“It is more difficult to predict results for other subjects because they will be new exams this year, but across the subjects where a benchmark has already been set, we know this will be a record year.

"I would have no hesitation in sending my own children here now."

The school has struggled in recent years and was one of the lowest performing secondary schools in the borough.

In the latest Ofsted report, inspectors said the school still 'required improvement' but Mrs Wright is confident that the 'serious weaknesses' cited in their report have since been rectified.

Since her arrival as acting head, the school has transformed its approach to behaviour, lesson content and pupil progress. She said this has been achieved by "developing the college's culture and monitoring systems to deliver significant year on year progress".

Mrs Wright said: “When I arrived the staff were demoralised. They had been trying hard and putting on a brave face, but the school was a long way from where it needed to be.

"We started to implement change in two key areas. First, and most importantly, our goal was to improve behaviour, because poor behaviour in class, in the corridors and outside of school, was denying all the pupils their opportunity to learn.

“Before working at Loreto I had been the assistant head at Chorlton High School, so I took a team there, to see how a school with a similar catchment area, handled behavioural issues and we modified their systems for St. Antony's.
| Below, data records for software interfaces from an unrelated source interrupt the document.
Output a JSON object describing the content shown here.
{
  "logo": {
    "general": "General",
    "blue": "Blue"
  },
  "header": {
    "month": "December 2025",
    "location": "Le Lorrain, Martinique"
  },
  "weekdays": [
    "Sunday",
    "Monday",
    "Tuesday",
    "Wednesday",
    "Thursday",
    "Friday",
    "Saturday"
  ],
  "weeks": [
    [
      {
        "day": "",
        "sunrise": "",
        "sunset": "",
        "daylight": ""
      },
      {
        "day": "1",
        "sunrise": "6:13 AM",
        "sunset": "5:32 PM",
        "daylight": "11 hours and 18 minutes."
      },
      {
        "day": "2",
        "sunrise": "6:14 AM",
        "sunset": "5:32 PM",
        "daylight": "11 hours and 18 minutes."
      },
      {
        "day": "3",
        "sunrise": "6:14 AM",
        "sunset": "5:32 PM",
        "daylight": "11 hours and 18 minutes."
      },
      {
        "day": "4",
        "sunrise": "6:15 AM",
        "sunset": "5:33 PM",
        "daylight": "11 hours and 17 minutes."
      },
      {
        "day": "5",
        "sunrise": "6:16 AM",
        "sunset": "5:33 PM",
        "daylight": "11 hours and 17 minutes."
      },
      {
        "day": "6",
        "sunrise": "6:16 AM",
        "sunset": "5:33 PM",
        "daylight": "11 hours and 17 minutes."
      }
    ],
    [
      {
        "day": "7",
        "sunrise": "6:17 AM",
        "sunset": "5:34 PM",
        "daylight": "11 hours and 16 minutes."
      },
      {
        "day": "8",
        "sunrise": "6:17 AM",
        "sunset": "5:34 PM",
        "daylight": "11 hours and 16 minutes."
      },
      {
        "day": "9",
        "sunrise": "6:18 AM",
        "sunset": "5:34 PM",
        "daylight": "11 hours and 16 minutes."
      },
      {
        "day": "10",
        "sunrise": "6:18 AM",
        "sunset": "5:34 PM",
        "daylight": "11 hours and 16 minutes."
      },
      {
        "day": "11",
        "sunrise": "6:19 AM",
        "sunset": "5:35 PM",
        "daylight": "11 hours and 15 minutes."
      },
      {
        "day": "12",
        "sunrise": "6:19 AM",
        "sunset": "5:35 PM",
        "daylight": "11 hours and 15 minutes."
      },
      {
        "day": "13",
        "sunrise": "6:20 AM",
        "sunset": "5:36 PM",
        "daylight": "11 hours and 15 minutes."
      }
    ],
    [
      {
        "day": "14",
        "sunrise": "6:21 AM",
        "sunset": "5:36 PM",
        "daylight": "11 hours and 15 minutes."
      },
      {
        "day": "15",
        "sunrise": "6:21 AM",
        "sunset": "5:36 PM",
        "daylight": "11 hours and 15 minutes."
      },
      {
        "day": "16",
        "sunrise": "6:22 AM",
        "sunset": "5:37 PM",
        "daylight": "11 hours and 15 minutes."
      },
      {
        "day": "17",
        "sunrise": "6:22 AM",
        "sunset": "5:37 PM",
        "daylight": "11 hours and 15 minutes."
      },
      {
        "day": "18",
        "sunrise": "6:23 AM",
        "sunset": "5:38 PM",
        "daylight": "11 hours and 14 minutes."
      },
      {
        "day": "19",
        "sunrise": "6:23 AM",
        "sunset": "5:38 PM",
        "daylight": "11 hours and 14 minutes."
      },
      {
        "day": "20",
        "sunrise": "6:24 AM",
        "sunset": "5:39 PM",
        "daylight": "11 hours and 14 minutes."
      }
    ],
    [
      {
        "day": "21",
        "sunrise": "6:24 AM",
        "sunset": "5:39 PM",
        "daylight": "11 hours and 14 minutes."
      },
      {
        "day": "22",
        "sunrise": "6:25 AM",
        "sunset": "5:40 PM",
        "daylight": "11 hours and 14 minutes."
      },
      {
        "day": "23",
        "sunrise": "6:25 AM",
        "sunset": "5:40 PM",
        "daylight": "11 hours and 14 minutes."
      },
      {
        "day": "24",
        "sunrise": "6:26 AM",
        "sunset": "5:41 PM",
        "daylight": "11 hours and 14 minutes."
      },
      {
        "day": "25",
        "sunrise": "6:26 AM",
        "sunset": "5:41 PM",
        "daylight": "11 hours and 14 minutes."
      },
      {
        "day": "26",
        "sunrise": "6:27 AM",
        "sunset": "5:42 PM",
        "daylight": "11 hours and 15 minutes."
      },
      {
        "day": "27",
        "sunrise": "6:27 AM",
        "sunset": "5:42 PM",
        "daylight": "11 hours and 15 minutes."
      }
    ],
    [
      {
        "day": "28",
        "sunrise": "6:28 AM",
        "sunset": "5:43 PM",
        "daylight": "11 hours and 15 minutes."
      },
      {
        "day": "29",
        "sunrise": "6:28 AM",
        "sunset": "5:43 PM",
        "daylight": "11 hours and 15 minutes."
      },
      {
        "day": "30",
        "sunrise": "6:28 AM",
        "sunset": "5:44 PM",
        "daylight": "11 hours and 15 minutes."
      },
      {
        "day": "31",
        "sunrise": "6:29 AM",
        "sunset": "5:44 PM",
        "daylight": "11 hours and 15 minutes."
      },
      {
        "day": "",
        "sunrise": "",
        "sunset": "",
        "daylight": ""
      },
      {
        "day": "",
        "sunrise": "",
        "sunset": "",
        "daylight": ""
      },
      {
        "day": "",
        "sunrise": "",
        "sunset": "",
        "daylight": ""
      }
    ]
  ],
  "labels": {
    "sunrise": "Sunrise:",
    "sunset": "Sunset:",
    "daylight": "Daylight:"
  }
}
“Then we had to look to improve the quality of teaching and being able to provide lessons that engaged and enthused all ability levels using much of what I had learned at Loreto to empower the staff to be confident, charismatic classroom practitioners.”

Fiona, who was born and raised in Liverpool, attended the Catholic comprehensive Sacred Heart in Crosby, before taking a business degree at Staffordshire University.

She said much of St. Antony's success can be attributed to its heartfelt Catholic values.

She said: “This is a diverse and inclusive school where over half of our intake are non-Catholics, but gospel values are implicit in everything we do.

“I very much believe in the principle of servant leadership. Jesus was our servant and regarding yourself as the servant of those for whom you are responsible is at the heart of my and St. Antony's approach.”

Married with two teenage daughters and her niece, who became part of the family after Fiona's sister died four years ago, Fiona has little time for anything outside her job and her family.

She added: “I have a husband and three children to love and care for, as well as a dog and an all consuming job that I am passionate about.

"There really isn't time for anything more and I wouldn't want it any other way."

Talented young artists at St. Antony’s have recently finished putting the finishing touches to a major public artwork to celebrate the 70th anniversary of the National Health Service.

The bespoke Urmston Mural was unveiled in the town centre on Thursday, July 5 by Kate Green, MP for Stretford and Urmston.